I’m sure I’m not the only one guilty of perpetuating my own unhappiness by reliving horrible experiences in my mind and dwelling upon situations that have upset me. Recently I gained some new “tools” to help me stop these bad habits and take positive steps forward.
My family and I have had a rough time in the 6 months since I last wrote here on Many Cha Cha. We left Tasmania (and have moved a number of times since) due to the malicious acts of one or two vile individuals who operate without conscience. There’s always more than one side to a story, of course, but there is no version of this one that justifies the upheaval and suffering that my children have gone through as a result of those people’s actions.
The experience left me with burning bitterness and seething resentment, which of course does nothing to alleviate a difficult situation. I realised that in order to move on, I needed to let go. But I was so caught in a cycle of stewing and overthinking that I didn’t know how.
I decided to investigate ways of “letting go” used by different cultures around the world, and I found that there are numerous traditional, symbolic ways to release negativity.
Across the globe, there are common themes when it comes to rituals of release. Some traditions involve breaking, smashing or burning significant objects, such as the Italian New Year custom of literally tossing out and burning the old in order to make room for new. Historically, Italians and Greeks would break glasses and plates around the entrance to their homes in order to discourage negative energy from entering.

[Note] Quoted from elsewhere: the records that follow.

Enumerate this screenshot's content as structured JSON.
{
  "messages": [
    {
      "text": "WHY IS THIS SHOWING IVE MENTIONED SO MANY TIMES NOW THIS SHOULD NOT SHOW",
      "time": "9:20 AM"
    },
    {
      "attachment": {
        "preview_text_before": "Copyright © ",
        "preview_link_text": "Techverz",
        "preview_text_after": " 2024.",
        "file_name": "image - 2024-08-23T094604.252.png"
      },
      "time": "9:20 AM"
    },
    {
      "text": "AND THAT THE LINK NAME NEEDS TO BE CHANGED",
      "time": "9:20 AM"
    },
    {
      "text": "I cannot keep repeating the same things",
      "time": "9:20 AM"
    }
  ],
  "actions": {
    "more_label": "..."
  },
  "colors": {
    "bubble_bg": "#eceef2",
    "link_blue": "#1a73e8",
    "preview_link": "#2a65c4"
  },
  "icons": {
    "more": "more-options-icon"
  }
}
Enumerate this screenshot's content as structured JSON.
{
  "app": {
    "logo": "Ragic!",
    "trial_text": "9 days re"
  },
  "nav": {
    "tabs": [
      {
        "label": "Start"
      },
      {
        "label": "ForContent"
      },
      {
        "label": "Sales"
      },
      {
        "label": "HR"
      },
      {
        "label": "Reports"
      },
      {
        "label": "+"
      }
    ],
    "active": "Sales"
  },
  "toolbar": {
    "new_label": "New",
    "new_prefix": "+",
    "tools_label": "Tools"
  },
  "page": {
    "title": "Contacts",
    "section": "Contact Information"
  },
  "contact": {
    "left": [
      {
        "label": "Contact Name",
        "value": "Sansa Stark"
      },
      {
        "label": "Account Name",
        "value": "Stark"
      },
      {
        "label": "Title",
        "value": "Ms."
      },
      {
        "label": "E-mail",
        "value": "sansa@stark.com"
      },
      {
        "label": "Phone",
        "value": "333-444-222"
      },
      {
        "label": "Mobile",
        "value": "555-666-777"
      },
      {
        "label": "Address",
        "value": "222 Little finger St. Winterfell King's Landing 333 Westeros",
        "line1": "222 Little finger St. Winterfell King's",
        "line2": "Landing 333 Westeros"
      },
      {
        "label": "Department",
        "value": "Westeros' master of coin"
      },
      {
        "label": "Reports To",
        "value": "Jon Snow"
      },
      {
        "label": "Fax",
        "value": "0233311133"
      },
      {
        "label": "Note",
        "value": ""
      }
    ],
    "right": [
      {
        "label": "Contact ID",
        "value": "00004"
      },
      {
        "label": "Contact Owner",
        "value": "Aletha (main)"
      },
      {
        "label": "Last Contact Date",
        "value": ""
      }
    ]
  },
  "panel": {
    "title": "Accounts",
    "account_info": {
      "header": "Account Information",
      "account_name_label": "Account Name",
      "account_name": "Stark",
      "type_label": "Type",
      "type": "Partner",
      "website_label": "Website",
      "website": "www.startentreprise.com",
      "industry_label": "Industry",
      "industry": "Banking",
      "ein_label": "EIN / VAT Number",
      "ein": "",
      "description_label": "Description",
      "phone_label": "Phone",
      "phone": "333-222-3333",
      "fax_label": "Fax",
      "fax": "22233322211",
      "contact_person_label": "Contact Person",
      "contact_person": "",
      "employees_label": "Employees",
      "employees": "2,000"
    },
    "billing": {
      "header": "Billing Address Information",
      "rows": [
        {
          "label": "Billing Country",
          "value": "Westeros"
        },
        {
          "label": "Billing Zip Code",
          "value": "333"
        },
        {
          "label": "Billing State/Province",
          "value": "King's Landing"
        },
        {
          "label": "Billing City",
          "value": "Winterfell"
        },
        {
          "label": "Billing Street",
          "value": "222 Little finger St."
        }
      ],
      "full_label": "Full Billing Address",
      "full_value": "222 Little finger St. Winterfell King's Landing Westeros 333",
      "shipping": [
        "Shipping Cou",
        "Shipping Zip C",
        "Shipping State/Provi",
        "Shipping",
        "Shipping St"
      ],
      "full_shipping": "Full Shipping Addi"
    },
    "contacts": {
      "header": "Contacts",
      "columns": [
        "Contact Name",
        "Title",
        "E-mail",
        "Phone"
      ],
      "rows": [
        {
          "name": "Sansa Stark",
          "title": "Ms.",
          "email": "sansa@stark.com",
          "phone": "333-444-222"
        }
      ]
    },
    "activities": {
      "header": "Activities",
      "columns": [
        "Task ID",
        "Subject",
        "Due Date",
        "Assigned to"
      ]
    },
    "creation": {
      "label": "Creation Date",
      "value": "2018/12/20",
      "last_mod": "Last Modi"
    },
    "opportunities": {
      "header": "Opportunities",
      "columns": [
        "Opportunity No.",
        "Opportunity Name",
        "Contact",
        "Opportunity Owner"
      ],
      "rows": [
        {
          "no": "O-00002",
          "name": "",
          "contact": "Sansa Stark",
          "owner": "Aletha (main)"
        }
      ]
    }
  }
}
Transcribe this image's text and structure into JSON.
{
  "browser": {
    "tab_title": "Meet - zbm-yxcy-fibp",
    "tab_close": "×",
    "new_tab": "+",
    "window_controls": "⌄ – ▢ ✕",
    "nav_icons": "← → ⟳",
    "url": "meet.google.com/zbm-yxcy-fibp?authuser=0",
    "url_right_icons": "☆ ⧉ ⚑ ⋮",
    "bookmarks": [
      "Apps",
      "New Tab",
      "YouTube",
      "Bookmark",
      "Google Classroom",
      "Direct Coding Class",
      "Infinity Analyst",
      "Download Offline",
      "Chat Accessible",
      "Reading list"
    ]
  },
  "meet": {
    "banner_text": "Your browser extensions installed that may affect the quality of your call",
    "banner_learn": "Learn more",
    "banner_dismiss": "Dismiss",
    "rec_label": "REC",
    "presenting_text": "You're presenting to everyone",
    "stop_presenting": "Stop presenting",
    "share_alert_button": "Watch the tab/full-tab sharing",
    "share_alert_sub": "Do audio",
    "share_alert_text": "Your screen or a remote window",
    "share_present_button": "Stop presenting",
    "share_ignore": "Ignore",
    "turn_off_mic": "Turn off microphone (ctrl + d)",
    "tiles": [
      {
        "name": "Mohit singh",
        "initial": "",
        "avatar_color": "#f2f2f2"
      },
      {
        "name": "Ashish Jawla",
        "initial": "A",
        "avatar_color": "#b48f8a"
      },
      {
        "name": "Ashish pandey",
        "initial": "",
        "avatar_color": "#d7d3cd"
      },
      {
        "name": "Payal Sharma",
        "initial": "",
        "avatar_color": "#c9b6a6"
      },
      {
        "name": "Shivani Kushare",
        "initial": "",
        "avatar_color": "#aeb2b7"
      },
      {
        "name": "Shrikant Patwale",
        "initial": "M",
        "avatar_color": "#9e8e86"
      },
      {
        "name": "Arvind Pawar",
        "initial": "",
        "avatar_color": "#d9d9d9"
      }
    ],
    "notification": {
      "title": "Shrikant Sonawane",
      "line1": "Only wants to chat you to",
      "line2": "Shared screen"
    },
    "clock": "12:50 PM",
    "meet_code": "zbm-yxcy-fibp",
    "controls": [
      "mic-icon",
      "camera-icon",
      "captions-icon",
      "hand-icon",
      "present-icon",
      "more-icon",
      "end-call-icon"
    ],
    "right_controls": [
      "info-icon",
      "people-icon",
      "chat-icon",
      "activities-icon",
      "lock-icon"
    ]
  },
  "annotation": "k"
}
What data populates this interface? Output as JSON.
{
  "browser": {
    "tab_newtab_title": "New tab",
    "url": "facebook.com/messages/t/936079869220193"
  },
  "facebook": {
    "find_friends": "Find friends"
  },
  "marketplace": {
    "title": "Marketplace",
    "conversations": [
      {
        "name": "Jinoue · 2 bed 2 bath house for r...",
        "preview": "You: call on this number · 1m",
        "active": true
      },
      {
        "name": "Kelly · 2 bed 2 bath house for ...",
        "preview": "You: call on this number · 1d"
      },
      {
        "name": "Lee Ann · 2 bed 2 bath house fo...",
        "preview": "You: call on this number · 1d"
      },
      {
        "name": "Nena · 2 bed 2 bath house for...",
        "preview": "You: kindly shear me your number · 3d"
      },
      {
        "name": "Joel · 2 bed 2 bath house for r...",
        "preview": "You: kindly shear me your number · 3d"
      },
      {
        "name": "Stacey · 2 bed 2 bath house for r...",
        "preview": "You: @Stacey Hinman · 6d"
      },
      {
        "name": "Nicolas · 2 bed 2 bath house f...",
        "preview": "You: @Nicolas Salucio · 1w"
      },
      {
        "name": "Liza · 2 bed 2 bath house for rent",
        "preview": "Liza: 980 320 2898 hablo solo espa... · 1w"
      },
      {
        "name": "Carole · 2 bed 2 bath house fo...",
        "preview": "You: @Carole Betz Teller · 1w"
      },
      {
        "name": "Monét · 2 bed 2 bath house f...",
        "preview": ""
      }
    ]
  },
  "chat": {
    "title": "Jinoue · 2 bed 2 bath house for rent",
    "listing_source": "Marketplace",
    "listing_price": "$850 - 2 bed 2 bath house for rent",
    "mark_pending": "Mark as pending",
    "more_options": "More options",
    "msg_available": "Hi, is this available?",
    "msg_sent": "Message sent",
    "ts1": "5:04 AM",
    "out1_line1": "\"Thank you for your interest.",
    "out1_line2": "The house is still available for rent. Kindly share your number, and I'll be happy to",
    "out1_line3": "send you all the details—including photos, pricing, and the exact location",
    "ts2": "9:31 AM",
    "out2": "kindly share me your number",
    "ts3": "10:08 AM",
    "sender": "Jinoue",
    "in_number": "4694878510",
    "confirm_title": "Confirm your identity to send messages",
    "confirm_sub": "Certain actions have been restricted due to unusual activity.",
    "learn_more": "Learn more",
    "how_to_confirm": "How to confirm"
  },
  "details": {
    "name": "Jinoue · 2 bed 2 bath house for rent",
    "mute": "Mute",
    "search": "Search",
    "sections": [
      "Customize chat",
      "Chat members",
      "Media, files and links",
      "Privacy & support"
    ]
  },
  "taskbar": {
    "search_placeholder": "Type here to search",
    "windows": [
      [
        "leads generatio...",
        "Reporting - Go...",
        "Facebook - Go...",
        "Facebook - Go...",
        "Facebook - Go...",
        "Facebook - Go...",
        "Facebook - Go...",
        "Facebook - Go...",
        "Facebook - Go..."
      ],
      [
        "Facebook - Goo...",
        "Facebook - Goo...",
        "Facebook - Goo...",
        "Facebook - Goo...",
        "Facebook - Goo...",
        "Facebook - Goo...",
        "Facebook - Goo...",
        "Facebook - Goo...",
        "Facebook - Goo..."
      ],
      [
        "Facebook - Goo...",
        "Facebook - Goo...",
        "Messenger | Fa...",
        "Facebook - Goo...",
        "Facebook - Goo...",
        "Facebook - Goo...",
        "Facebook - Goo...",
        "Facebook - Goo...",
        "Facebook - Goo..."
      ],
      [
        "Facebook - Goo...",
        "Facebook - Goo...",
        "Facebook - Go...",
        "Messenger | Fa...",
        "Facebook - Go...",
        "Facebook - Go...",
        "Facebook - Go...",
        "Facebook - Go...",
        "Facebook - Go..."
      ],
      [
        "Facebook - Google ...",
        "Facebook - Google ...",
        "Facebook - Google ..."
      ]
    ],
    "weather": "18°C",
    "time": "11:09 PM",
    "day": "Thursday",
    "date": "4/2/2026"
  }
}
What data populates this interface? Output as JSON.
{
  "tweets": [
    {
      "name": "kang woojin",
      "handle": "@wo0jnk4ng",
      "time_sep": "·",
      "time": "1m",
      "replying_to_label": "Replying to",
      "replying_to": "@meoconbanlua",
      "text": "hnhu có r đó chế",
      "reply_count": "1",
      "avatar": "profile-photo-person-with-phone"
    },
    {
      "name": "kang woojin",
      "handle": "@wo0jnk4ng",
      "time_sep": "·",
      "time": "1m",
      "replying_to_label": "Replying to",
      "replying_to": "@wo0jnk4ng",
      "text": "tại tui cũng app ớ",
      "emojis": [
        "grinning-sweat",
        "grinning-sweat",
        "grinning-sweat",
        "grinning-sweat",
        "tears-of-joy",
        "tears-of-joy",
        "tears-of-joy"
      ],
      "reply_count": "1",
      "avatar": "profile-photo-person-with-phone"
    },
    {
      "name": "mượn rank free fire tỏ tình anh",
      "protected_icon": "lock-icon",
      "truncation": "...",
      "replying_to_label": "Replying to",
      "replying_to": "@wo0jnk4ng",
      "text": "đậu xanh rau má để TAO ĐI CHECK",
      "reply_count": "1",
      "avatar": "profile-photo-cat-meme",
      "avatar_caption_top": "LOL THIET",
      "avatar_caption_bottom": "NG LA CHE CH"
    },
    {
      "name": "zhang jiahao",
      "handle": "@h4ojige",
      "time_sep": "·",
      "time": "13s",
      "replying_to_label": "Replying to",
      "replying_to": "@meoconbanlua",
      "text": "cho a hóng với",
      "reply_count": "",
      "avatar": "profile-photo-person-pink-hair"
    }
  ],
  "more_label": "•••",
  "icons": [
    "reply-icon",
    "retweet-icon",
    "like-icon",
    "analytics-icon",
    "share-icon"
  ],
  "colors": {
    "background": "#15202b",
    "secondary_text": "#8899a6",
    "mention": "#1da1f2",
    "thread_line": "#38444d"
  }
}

Many “letting go” rituals require an object to actually be sent out into the environment, either on wind or water. In China, sky lanterns made from rice paper have been used for thousands of years as a way to cast away fears, while kite strings are cut so they may carry sorrow away into the sky. Both of these methods are also used to send hopes and dreams up to the heavens.
A charming and probably very healing Native American tradition apparently involves digging a hole in the ground near a tree (or perhaps using a knot-hole in the tree itself) in which to whisper all your stories of anger and grief, then filling in the hole and thanking the tree for listening.
My children and I used these traditional ideas as starting points for activities. We made simple kites from twigs, paper and yarn and then ran with the wind, attempting to fly the kites by a flat lake. We blew up balloons and let them go, giggling ourselves silly as they blurted around and deflated. Together we foraged for broad leaves and gum nuts to make little boats. We sent them floating out onto a glassy billabong beneath soaring eucalypts.
Perhaps it was the symbology or the “ritual” aspect of the activities that helped me let go of much of my venomous anger. Maybe it was the running or the children laughing or the calm reflections in the water or the rustle of overhead gum leaves. It doesn’t matter.